#### [ASSIGNMENT]
Return a copy of every line in the records that includes the word "label".

------

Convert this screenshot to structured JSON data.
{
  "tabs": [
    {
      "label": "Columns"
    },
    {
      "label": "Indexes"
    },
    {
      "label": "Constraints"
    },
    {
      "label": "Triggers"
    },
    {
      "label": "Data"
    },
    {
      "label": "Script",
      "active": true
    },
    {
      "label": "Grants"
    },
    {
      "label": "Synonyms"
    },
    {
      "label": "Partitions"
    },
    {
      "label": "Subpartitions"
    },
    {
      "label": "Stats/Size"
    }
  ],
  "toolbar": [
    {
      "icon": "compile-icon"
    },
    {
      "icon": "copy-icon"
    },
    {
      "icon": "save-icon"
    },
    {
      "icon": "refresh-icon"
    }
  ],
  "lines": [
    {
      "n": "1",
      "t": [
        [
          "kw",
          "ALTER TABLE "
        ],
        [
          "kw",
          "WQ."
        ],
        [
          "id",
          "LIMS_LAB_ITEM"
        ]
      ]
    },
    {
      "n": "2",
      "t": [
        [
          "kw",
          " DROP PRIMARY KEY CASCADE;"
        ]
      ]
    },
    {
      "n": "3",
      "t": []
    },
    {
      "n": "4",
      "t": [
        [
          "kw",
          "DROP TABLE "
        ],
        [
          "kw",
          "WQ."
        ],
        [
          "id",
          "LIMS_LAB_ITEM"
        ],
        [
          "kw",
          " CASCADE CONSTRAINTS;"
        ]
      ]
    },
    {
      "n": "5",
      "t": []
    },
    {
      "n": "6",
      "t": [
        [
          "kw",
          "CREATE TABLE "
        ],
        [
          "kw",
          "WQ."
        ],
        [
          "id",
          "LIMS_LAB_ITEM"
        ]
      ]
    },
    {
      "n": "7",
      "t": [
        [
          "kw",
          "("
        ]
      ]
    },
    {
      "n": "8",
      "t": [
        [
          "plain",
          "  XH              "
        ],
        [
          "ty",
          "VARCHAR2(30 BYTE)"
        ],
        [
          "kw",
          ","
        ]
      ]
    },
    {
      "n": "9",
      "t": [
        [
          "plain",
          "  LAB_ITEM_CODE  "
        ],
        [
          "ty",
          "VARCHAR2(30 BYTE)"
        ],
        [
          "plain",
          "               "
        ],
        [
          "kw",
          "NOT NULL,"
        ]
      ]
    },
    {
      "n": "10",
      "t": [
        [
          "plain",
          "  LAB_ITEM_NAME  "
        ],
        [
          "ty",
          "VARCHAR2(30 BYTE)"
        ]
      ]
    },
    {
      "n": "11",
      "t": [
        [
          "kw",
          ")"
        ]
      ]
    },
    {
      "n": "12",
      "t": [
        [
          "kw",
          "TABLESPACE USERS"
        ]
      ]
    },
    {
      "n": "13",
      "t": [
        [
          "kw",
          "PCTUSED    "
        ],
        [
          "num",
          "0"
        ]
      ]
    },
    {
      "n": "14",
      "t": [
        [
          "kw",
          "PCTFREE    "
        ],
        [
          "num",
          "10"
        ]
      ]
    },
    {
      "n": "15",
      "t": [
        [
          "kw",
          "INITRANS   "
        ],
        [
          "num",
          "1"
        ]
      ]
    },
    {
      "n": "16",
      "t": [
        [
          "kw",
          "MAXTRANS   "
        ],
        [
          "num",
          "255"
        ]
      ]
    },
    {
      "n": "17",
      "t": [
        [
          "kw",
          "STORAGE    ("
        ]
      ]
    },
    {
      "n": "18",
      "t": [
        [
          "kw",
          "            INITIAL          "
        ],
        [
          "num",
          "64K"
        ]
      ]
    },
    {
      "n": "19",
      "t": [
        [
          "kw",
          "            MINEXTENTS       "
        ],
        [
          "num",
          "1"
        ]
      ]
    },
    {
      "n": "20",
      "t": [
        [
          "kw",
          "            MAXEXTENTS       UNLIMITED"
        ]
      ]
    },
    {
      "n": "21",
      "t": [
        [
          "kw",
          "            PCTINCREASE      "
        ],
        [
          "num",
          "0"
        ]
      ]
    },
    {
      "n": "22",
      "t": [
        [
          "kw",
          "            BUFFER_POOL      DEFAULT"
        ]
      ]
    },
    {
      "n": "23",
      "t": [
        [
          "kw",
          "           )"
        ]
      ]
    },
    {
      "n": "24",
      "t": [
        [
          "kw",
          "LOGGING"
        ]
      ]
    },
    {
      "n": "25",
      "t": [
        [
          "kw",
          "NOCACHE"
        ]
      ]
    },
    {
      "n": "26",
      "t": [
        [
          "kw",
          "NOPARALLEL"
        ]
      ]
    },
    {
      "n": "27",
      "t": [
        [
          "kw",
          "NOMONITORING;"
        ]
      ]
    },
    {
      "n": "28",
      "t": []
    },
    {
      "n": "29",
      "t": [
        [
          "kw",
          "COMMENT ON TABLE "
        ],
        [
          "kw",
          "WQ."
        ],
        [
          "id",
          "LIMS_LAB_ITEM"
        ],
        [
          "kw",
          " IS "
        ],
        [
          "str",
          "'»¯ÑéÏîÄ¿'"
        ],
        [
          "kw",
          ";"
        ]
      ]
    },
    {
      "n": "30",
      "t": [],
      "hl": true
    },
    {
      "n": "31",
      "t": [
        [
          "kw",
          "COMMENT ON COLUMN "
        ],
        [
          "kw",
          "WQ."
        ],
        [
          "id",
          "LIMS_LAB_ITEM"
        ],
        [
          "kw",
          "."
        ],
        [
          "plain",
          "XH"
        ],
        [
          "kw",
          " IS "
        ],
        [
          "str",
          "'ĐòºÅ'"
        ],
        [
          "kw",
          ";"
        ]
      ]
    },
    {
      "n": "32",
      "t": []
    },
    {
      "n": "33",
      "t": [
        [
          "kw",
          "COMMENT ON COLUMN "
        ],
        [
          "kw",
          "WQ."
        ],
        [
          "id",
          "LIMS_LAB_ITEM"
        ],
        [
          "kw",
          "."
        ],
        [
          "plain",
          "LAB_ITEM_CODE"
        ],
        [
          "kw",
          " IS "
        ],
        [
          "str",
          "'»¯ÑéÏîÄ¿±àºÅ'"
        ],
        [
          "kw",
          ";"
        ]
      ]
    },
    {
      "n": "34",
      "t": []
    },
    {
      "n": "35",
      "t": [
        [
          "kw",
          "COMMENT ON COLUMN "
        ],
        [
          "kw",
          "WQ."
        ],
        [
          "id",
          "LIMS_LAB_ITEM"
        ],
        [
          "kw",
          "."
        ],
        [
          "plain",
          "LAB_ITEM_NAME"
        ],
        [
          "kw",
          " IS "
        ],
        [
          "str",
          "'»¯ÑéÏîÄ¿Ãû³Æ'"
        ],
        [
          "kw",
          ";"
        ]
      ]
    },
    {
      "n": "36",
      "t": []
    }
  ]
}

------

#### [TASK RESULT]
      "label": "Columns"
      "label": "Indexes"
      "label": "Constraints"
      "label": "Triggers"
      "label": "Data"
      "label": "Script",
      "label": "Grants"
      "label": "Synonyms"
      "label": "Partitions"
      "label": "Subpartitions"
      "label": "Stats/Size"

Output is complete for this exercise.